MH: Right, there’s a healthier sense of delusion on the consumer payment side.
KW: I’ve heard two established Bitcoin protocol players who have moved their focus to the enterprise commercial payments world. Are you seeing that as well and what’s your reaction?
MH: Take Ripple – they, frankly, are agnostic to the Bitcoin protocol. They believe in distributed transaction clearing and they are clearly focused on a B2B. You and I have talked about digital currency and we share our excitement and some healthy skepticism, at least about timing. One of the questions people need to ask is what is the problem that’s being solved?
Take merchant payments for example: does Bitcoin really solve a problem at all? That’s an area where consumer card payments are mature and deeply penetrated. If there are issues, especially in the case of breaches, Bitcoin is arguably just as susceptible if not more so. I don’t really see merchant payments are necessarily crying out for digital currencies.
By contrast, if you think about cross-border B2B payments, which rely on a variety of interbank messaging and money transfer methods, I actually think there is wide spread discontent with SWIFT and the other “wire” systems. That said I think there is room for something better whether it will be based on the Bitcoin protocol or something like crypto-currencies is still an open question. At least, think that that’s a point where entrepreneurs are going to find pain points. Which sounds like a good position from which to build a business to me.
KW: So this would be one of the exceptions to the rule of embracing what exists in the enterprise and trying to fix it. This is something that is really trying to disrupt it.
MH: Well, we’ll see. I think there are various layers to the stack. There are the layers that face the customer – the treasury management systems – I don’t think people are going to overthrow those and move to crypto currency for all their all of their payments. But if there are ways to introduce some kind of multiple gateway mechanism more lower down in the stack that doesn’t change end user behavior, I think that you could look at those existing flows and replace Swift with something like Ripple and you could make some headway. Going in and saying “you’ve got this multi-step chain that leads from your software to your local bank then to a corresponding bank to their affiliate corresponding bank, to the recipient” and we’re going to blow up that whole 6 party chain to be able to go to Ripple.com – I just don’t see that happening quickly. I do think, however, that there are other ways to attack it that are more respectful to existing behaviors that can still provide the introduction to digital currency type methodologies.
KW: You mentioned cross border payments as a pain point. Are there other enterprise payments pain points that you’re seeing real innovation in that space?

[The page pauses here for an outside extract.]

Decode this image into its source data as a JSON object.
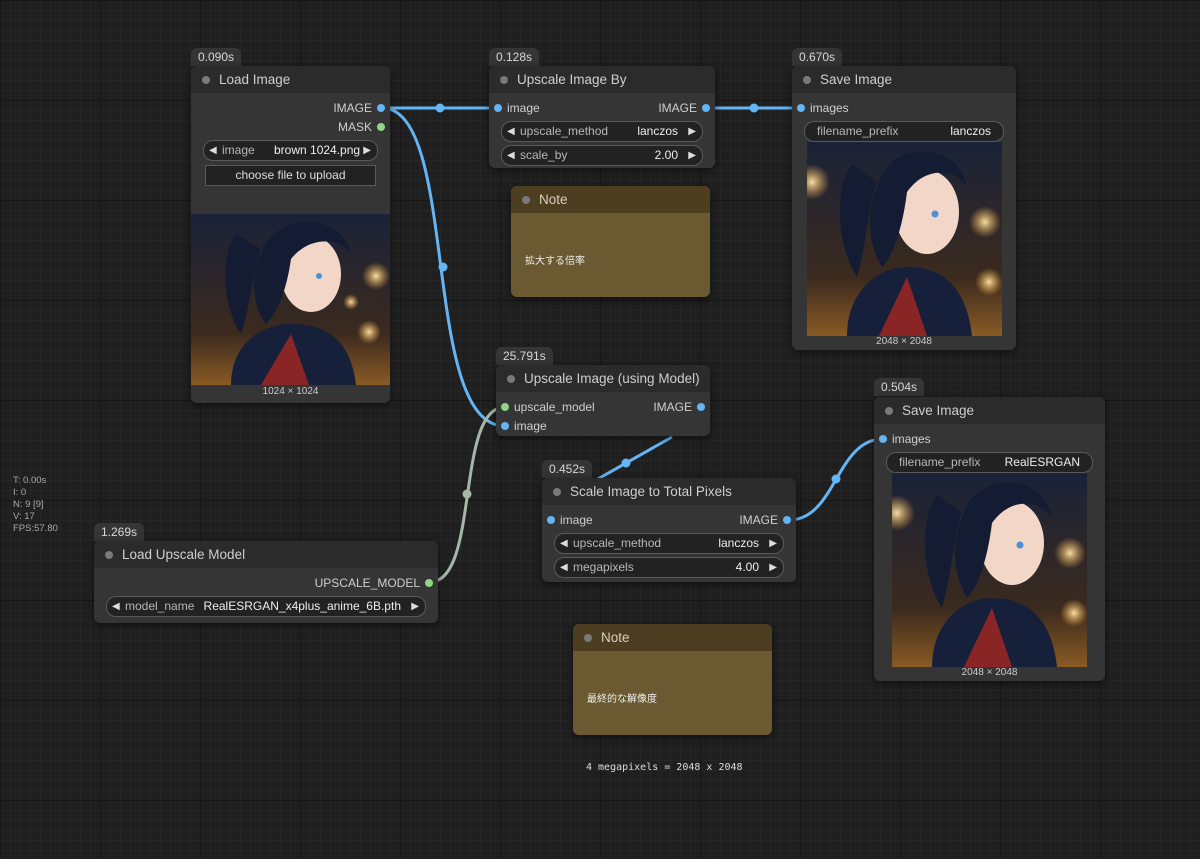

MH: We think of invoicing as a PO to an invoice to a check, a three step process each of the 3 steps being predominately paper right now and then you can layer cross border onto each of those 3 flows. Fundamentally that’s what needs to get fixed. All that you can build on that currently requires digitization of currently paper flows. We are seeing interesting stuff above that in the supply chain finance space, however. But I do worry that those efforts won’t effectively scale until the digitization problem is solved. I think great efforts are being made on the invoicing side and the progress is happening quickly, based on what we’re seeing from Billtrust. What I’m most interested in next is the payment sides – so once invoices are digitized, does it still have to end with a paper check? How can that be done better so that economic suppliers are excited about the change rather than resistance to change. That’s the set of thorny issues I’m interested in looking at next.
To hear more from Matt, and the innovators who are using new tools and technologies to transform the B2B payments space, join us on October 15th in New York to discuss “What’s Next in B2B Payments?” Register today!